A little known Shostakovich violin sonata fragment is to be heard for the first time in the UK at a special University of Manchester performance today (19 January).
The hauntingly beautiful six-minute unfinished section - which came to light after the composer died - will be played by violinist Marc Danel from the University’s resident string quartet, the Quatuor Danel.
He will be accompanied by Professor of Music at The University of Manchester David Fanning - a leading authority on Shostakovich, one of the twentieth century’s most celebrated composers.
The only Shostakovich violin sonata known to date is his Opus 134, composed in 1968.
But a second, as yet unpublished sonata was written 23 years earlier in 1945, and part of it formed the basis of the first movement’s third theme in his Tenth Symphony of 1953.
Music scholars typically believe the Tenth, an acknowledged masterpiece, was written as a reaction to the death of Stalin.
But the fragment shows that ideas for the symphony were fermenting long before 1953 – adding more complexity to our understanding of its influences.
Professor Fanning said: “This six-minute fragment breaks off towards the end of what would evidently have been the first movement of a full-length sonata.
“Restrained and lyrical in tone, the music is remarkable for its clear foreshadowing of the first movement of the Tenth Symphony - arguably Shostakovich’s greatest orchestral masterpiece, composed seven years later.”
He added: “Various Shostakovich works have been rediscovered in recent years, following the opening up of Soviet archives in Russia.
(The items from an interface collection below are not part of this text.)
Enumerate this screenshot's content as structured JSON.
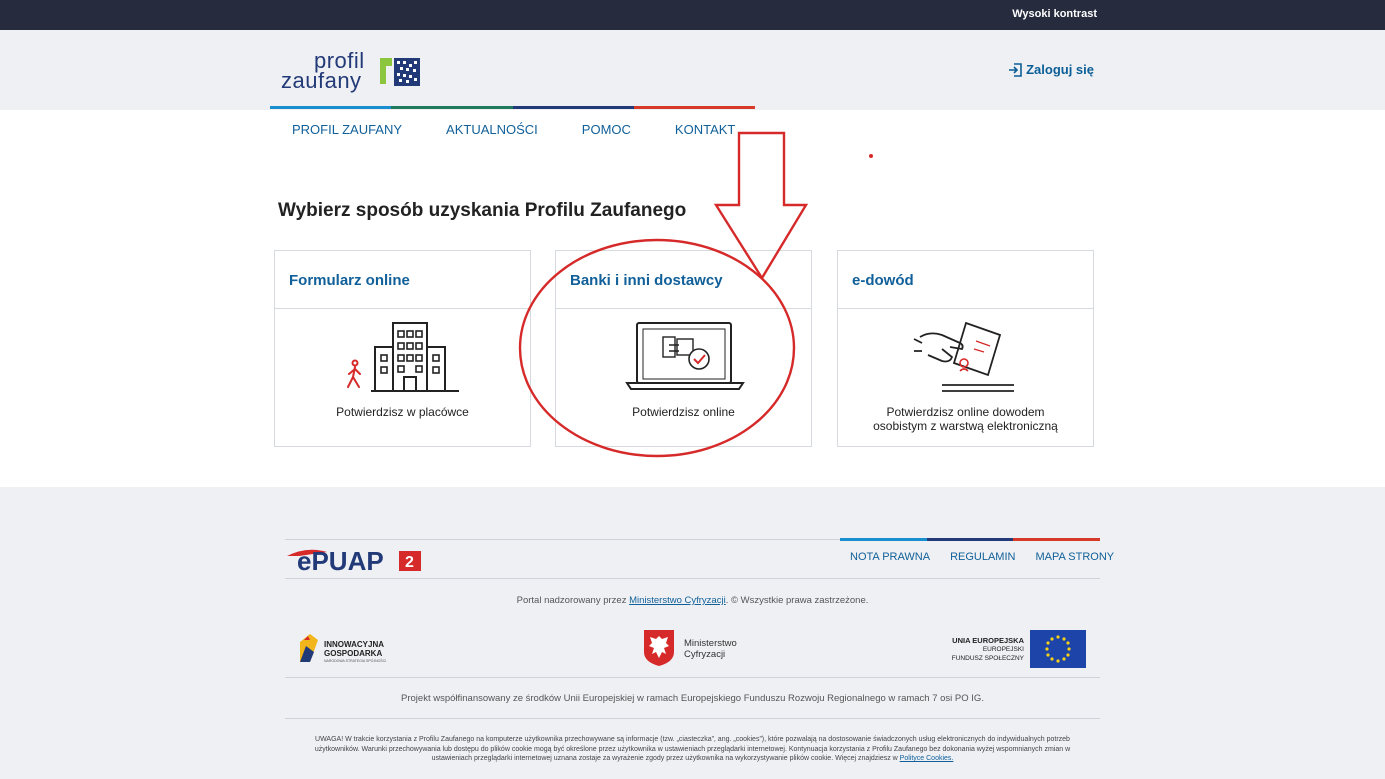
{
  "topbar": {
    "high_contrast": "Wysoki kontrast"
  },
  "header": {
    "logo_word1": "profil",
    "logo_word2": "zaufany",
    "login_label": "Zaloguj się"
  },
  "nav": {
    "items": [
      {
        "label": "PROFIL ZAUFANY"
      },
      {
        "label": "AKTUALNOŚCI"
      },
      {
        "label": "POMOC"
      },
      {
        "label": "KONTAKT"
      }
    ],
    "line_colors": [
      "#1a8fd0",
      "#1e7a5a",
      "#233a78",
      "#d83a2a"
    ]
  },
  "main": {
    "heading": "Wybierz sposób uzyskania Profilu Zaufanego",
    "cards": [
      {
        "title": "Formularz online",
        "description": "Potwierdzisz w placówce",
        "icon": "building-icon"
      },
      {
        "title": "Banki i inni dostawcy",
        "description": "Potwierdzisz online",
        "icon": "laptop-icon"
      },
      {
        "title": "e-dowód",
        "description_line1": "Potwierdzisz online dowodem",
        "description_line2": "osobistym z warstwą elektroniczną",
        "icon": "id-card-hand-icon"
      }
    ]
  },
  "footer": {
    "links": [
      {
        "label": "NOTA PRAWNA"
      },
      {
        "label": "REGULAMIN"
      },
      {
        "label": "MAPA STRONY"
      }
    ],
    "epuap_text": "ePUAP",
    "epuap_version": "2",
    "supervised_pre": "Portal nadzorowany przez ",
    "supervised_link": "Ministerstwo Cyfryzacji",
    "supervised_post": ". © Wszystkie prawa zastrzeżone.",
    "logo_ig_line1": "INNOWACYJNA",
    "logo_ig_line2": "GOSPODARKA",
    "logo_ig_line3": "NARODOWA STRATEGIA SPÓJNOŚCI",
    "logo_mc_line1": "Ministerstwo",
    "logo_mc_line2": "Cyfryzacji",
    "logo_eu_line1": "UNIA EUROPEJSKA",
    "logo_eu_line2": "EUROPEJSKI",
    "logo_eu_line3": "FUNDUSZ SPOŁECZNY",
    "cofinance": "Projekt współfinansowany ze środków Unii Europejskiej w ramach Europejskiego Funduszu Rozwoju Regionalnego w ramach 7 osi PO IG.",
    "cookie_line1": "UWAGA! W trakcie korzystania z Profilu Zaufanego na komputerze użytkownika przechowywane są informacje (tzw. „ciasteczka”, ang. „cookies”), które pozwalają na dostosowanie świadczonych usług elektronicznych do indywidualnych potrzeb",
    "cookie_line2": "użytkowników. Warunki przechowywania lub dostępu do plików cookie mogą być określone przez użytkownika w ustawieniach przeglądarki internetowej. Kontynuacja korzystania z Profilu Zaufanego bez dokonania wyżej wspomnianych zmian w",
    "cookie_line3": "ustawieniach przeglądarki internetowej uznana zostaje za wyrażenie zgody przez użytkownika na wykorzystywanie plików cookie. Więcej znajdziesz w ",
    "cookie_link": "Polityce Cookies."
  },
  "colors": {
    "topbar": "#262c3e",
    "link_blue": "#11609a",
    "annotation_red": "#d62a2a"
  }
}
“Some of these pieces, like this one, have been known about for some years, but not published or performed.